--- Information shown ---
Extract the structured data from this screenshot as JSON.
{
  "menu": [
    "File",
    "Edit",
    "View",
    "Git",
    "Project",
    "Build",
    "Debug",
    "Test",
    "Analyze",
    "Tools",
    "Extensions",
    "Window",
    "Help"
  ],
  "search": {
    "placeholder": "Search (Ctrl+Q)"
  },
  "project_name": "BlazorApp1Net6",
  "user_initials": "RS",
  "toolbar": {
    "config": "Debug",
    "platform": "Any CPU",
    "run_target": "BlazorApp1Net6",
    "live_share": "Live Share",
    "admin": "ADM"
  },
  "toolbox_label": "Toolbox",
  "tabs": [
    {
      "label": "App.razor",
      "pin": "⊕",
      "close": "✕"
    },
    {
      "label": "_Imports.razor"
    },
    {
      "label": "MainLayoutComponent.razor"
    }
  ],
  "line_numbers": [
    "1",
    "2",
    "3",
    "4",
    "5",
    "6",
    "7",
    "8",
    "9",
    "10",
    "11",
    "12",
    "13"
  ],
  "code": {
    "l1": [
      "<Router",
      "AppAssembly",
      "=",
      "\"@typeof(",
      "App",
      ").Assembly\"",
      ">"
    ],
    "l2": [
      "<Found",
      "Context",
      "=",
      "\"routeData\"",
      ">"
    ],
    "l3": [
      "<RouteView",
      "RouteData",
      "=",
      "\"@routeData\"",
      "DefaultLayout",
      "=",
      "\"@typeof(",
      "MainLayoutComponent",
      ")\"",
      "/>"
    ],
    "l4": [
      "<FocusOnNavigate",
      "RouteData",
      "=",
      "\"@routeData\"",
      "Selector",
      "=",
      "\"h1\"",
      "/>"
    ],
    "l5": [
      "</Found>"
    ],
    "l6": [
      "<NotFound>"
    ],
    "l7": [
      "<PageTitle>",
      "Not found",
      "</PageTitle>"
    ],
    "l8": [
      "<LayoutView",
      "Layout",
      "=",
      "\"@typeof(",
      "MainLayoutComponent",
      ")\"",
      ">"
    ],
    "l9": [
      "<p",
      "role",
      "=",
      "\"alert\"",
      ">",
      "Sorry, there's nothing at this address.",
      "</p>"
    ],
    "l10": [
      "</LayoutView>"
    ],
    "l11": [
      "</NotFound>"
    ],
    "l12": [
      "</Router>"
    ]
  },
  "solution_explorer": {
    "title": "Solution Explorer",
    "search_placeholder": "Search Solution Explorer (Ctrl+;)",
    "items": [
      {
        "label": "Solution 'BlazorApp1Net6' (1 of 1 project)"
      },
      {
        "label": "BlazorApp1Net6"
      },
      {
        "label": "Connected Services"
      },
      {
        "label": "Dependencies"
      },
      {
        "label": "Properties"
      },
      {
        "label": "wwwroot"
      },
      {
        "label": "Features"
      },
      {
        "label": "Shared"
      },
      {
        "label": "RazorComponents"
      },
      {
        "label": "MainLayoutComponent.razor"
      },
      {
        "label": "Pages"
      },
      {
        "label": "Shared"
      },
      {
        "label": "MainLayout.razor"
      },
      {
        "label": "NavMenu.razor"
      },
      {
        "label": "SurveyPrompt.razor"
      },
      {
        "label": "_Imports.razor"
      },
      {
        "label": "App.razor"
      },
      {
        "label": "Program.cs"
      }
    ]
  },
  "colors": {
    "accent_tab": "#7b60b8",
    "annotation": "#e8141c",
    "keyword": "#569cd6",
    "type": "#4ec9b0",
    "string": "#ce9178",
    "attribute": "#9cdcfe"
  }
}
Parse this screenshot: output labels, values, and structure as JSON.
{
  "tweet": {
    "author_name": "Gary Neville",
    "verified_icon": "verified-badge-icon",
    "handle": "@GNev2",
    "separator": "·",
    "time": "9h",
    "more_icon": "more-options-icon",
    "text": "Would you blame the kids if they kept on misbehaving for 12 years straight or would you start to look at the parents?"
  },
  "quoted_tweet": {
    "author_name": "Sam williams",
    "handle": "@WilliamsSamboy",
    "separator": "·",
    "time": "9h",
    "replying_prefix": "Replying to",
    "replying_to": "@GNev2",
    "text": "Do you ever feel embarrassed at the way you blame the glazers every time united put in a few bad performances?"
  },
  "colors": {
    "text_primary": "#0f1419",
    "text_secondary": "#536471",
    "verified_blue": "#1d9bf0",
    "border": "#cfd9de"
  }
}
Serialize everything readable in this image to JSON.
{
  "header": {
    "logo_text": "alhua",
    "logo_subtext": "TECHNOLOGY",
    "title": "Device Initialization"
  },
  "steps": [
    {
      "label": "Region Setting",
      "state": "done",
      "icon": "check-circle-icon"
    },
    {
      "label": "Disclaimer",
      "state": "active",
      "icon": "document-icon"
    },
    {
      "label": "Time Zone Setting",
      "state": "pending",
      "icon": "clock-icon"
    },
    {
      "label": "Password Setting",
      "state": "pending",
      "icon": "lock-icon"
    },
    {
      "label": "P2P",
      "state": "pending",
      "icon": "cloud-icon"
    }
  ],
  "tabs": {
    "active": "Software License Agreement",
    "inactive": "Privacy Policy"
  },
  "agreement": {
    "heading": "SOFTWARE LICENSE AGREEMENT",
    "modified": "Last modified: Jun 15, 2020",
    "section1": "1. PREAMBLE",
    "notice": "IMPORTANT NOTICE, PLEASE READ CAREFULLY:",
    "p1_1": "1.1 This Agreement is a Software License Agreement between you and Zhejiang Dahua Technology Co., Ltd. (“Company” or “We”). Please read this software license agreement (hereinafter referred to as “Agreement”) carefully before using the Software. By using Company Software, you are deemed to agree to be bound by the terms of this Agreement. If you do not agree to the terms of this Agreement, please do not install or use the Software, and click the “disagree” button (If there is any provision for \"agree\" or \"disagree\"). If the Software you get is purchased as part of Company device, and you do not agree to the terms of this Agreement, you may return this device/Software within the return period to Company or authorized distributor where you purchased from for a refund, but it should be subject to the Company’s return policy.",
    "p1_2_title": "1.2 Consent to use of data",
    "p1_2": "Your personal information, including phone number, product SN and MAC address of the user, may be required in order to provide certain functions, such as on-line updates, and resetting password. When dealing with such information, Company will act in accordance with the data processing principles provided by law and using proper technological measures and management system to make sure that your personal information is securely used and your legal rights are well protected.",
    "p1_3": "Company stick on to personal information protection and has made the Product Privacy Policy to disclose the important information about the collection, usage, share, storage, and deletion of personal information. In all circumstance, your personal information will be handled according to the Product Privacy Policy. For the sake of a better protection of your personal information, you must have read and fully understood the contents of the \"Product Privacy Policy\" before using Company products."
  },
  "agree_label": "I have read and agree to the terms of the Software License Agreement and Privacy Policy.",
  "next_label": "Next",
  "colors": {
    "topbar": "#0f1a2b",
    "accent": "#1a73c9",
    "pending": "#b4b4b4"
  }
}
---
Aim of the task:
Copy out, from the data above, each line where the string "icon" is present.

Answer section:
    "verified_icon": "verified-badge-icon",
    "more_icon": "more-options-icon",
      "icon": "check-circle-icon"
      "icon": "document-icon"
      "icon": "clock-icon"
      "icon": "lock-icon"
      "icon": "cloud-icon"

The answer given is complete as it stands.